The Monday report listed case totals for colleges statewide, with those numbers declining to 512 on Monday, a dip of about 13% from 577 cases Thursday, according to Health Department data.
The University of Arkansas, Fayetteville topped all colleges with 137 active cases, down from 176 active cases Thursday, according to Health Department reports.
Cases have been on the rise at Harding University, a private Christian university in Searcy, according to Health Department data.
Active covid-19 infections increased to 61 as of Monday, up from 46 cases listed in Thursday's report.
Harding University, the state's largest private university with more than 4,900 students, has an on-campus covid-19 vaccination clinic set for Wednesday, according to its website.
The Health Department totals differ from those reported by individual campuses.
UA-Fayetteville on its website Monday listed 78 active cases of covid-19, including 70 students.
Harding on its website Monday listed 50 active student cases and six employee cases.
Total hospital beds in the state -- whether filled or vacant -- rose by 23, going from 8,833 on Sunday to 8,856 on Monday, according to Health Department data.

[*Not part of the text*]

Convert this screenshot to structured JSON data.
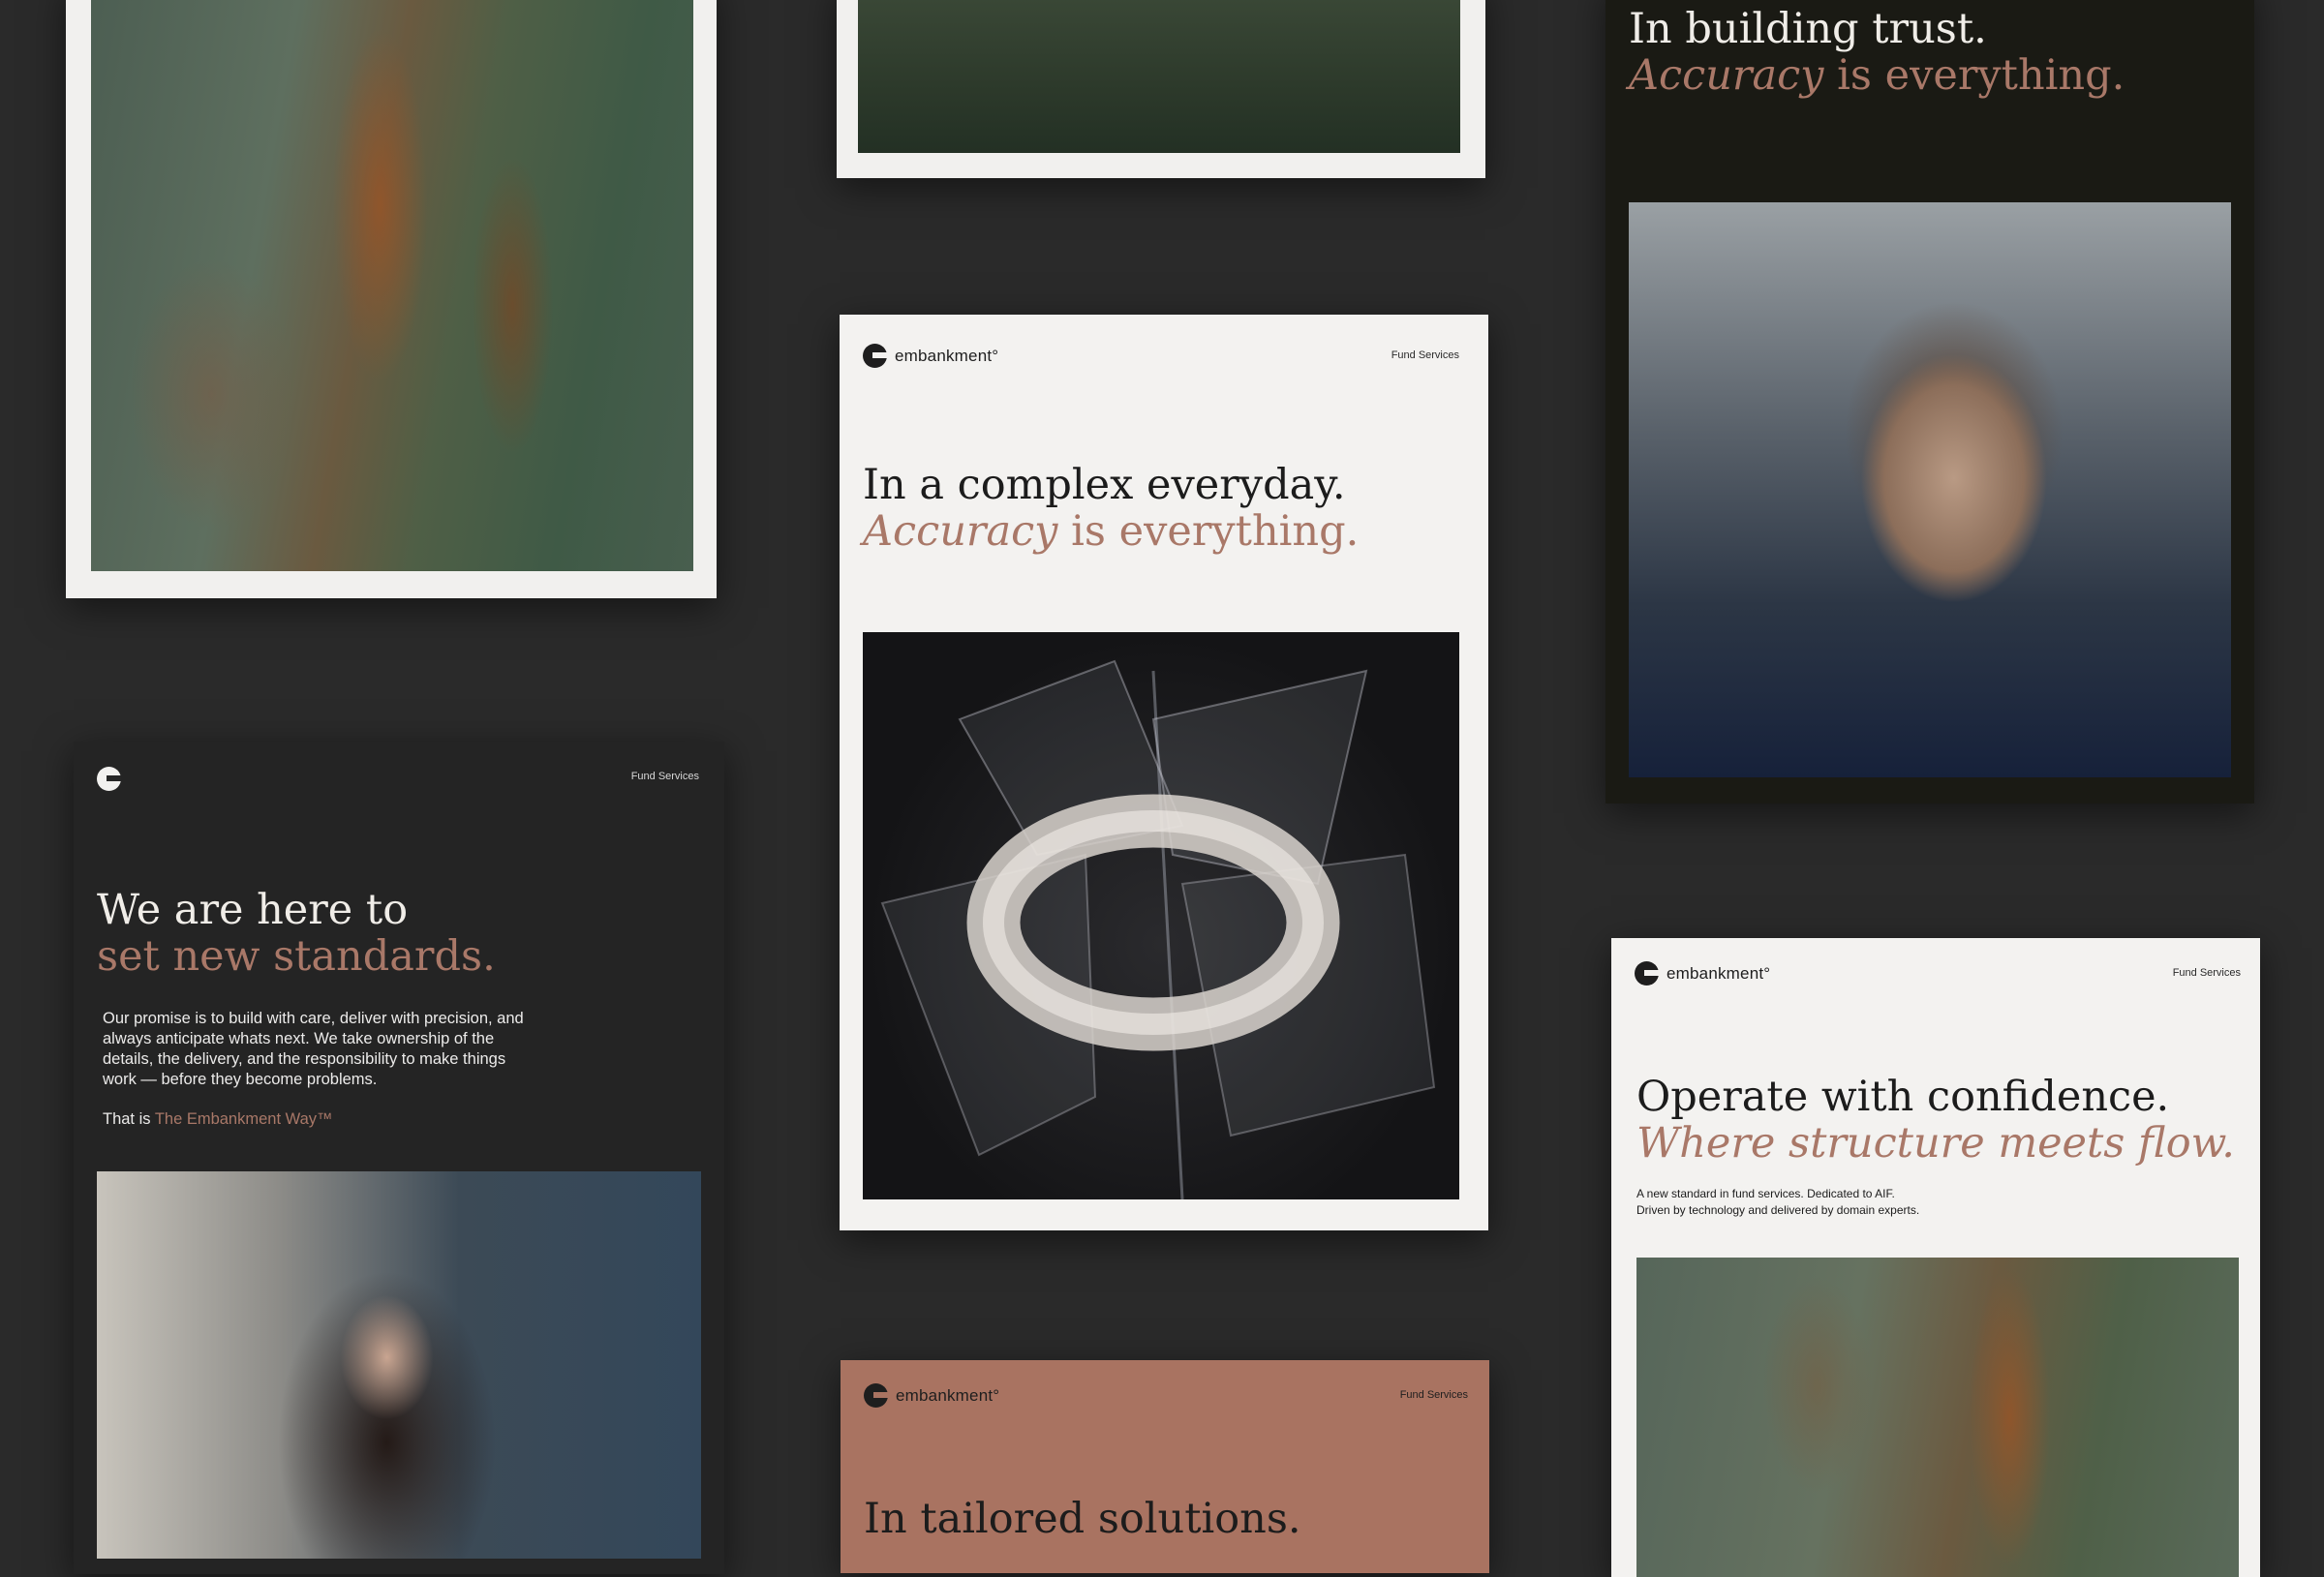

Available beds jumped by 145, to 2,122, meaning about 76% of the state's hospital beds are full.
The total of intensive care beds, filled or vacant, increased by six to 1,154. Forty ICU beds were available Monday, which means that more than 96.5% of the special-care beds were full.
There were 4,592 covid-19 tests reported Monday, comprising 4,286 PCR and 306 antigen tests.
The number is significantly lower than normally reported, going from 9,819 on Sunday and from 6,836 reported Sept. 6.
There were a total of 67,793 tests -- 56,369 PCR and 11,424 antigen -- reported within the past seven days. The previous week, Aug. 30 through Sept. 5, there were 78,095 tests, with 61,967 of them PCR and 16,128 antigen.
Since the beginning of the pandemic, there have been a total of 4,748,684 tests reported. Of that number, 496,775 were positive for covid-19, according to Health Department data.
VARIANTS OF CONCERN
According to a Health Department report released Monday, the number of cases in Arkansas found to have been caused by the delta variant, which first emerged in India, rose by 704, from 4,185 on Sept. 7 to 4,889 on Monday.
The number known to have been caused by the alpha variant from the United Kingdom rose by two, to 771.
The Health Department also reported an increase from 58 to 59 in the number of cases found to have been caused by the gamma variant from Brazil.
The total number of cases caused by such variants is unknown because only a small percentage of specimens are sent to laboratories for the genomic sequencing used to determine the strain of the virus.
CASES BY COUNTY
Health Department data indicated that Pulaski County had the largest increase in total cases, with the count rising by 62.
Craighead County had the next-largest increase, 59, followed by Benton County with 40.